┏━━

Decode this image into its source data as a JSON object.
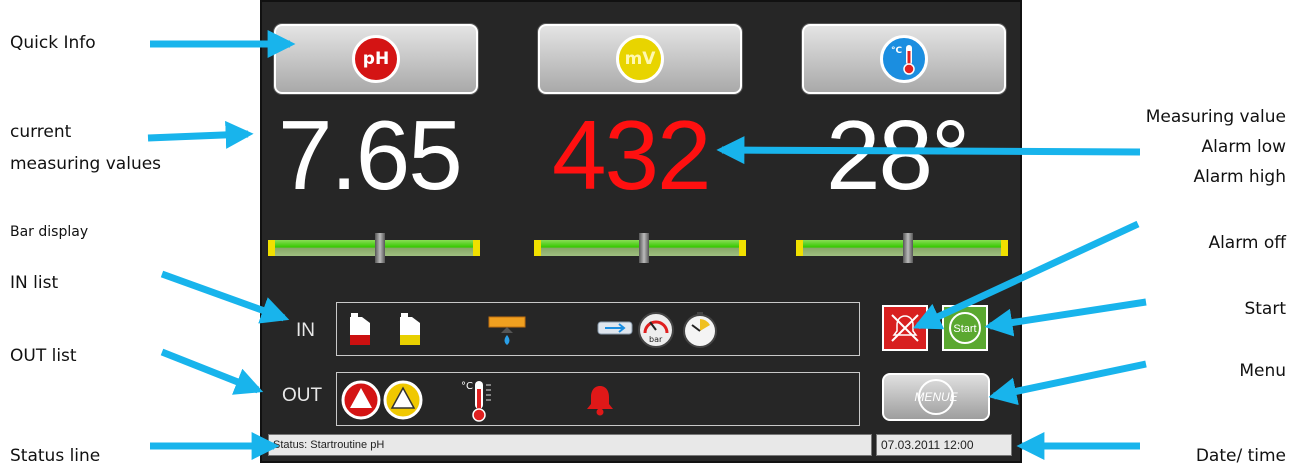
{
  "annotations": {
    "quick_info": "Quick Info",
    "current_values_1": "current",
    "current_values_2": "measuring values",
    "bar_display": "Bar display",
    "in_list": "IN list",
    "out_list": "OUT list",
    "status_line": "Status line",
    "measuring_value": "Measuring value",
    "alarm_low": "Alarm low",
    "alarm_high": "Alarm high",
    "alarm_off": "Alarm off",
    "start": "Start",
    "menu": "Menu",
    "date_time": "Date/ time"
  },
  "quick_buttons": [
    {
      "icon": "ph-icon",
      "text": "pH",
      "color": "#d41414"
    },
    {
      "icon": "mv-icon",
      "text": "mV",
      "color": "#e8d400"
    },
    {
      "icon": "thermometer-icon",
      "text": "°C",
      "color": "#1b8ee0"
    }
  ],
  "values": [
    {
      "text": "7.65",
      "color": "#ffffff"
    },
    {
      "text": "432",
      "color": "#ff1010"
    },
    {
      "text": "28°",
      "color": "#ffffff"
    }
  ],
  "bars": [
    {
      "level": 0.5
    },
    {
      "level": 0.5
    },
    {
      "level": 0.5
    }
  ],
  "in_label": "IN",
  "out_label": "OUT",
  "buttons": {
    "start_label": "Start",
    "menu_label": "MENUE"
  },
  "gauge_unit": "bar",
  "temp_unit": "°C",
  "status": {
    "text": "Status: Startroutine pH",
    "datetime": "07.03.2011  12:00"
  },
  "colors": {
    "arrow": "#18b4ec",
    "panel": "#262626"
  }
}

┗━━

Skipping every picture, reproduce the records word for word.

Decode this image into its source data as a JSON object.
{
  "annotations": {
    "quick_info": "Quick Info",
    "current_values_1": "current",
    "current_values_2": "measuring values",
    "bar_display": "Bar display",
    "in_list": "IN list",
    "out_list": "OUT list",
    "status_line": "Status line",
    "measuring_value": "Measuring value",
    "alarm_low": "Alarm low",
    "alarm_high": "Alarm high",
    "alarm_off": "Alarm off",
    "start": "Start",
    "menu": "Menu",
    "date_time": "Date/ time"
  },
  "quick_buttons": [
    {
      "icon": "ph-icon",
      "text": "pH",
      "color": "#d41414"
    },
    {
      "icon": "mv-icon",
      "text": "mV",
      "color": "#e8d400"
    },
    {
      "icon": "thermometer-icon",
      "text": "°C",
      "color": "#1b8ee0"
    }
  ],
  "values": [
    {
      "text": "7.65",
      "color": "#ffffff"
    },
    {
      "text": "432",
      "color": "#ff1010"
    },
    {
      "text": "28°",
      "color": "#ffffff"
    }
  ],
  "bars": [
    {
      "level": 0.5
    },
    {
      "level": 0.5
    },
    {
      "level": 0.5
    }
  ],
  "in_label": "IN",
  "out_label": "OUT",
  "buttons": {
    "start_label": "Start",
    "menu_label": "MENUE"
  },
  "gauge_unit": "bar",
  "temp_unit": "°C",
  "status": {
    "text": "Status: Startroutine pH",
    "datetime": "07.03.2011  12:00"
  },
  "colors": {
    "arrow": "#18b4ec",
    "panel": "#262626"
  }
}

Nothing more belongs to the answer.